___ EXERCISE INPUT ___

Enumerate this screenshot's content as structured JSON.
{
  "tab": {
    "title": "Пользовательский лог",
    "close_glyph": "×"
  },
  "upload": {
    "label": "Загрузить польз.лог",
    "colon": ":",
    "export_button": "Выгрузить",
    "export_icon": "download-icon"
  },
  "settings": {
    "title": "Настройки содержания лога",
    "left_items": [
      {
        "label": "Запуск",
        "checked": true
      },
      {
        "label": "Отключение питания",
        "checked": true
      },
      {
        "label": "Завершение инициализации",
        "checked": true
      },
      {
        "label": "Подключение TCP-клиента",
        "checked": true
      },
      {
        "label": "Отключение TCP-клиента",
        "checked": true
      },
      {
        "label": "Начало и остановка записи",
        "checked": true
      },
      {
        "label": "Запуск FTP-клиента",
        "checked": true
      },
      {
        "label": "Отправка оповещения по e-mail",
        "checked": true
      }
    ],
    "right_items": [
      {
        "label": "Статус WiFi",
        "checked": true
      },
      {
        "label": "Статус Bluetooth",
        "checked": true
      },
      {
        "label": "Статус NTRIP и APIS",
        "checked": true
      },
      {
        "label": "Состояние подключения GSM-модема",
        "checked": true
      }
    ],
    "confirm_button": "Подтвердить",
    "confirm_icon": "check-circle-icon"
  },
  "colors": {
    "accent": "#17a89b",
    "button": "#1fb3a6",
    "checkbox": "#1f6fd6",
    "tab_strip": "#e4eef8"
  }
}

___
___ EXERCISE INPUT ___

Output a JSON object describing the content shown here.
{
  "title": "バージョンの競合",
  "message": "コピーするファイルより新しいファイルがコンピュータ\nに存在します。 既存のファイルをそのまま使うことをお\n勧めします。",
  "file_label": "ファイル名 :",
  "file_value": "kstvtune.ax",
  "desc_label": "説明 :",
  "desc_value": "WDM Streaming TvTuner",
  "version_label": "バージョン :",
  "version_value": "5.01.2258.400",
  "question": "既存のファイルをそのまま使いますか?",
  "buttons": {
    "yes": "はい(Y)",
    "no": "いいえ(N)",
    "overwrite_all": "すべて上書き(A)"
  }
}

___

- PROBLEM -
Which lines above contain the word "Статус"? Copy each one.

- ANSWER SECTION -
        "label": "Статус WiFi",
        "label": "Статус Bluetooth",
        "label": "Статус NTRIP и APIS",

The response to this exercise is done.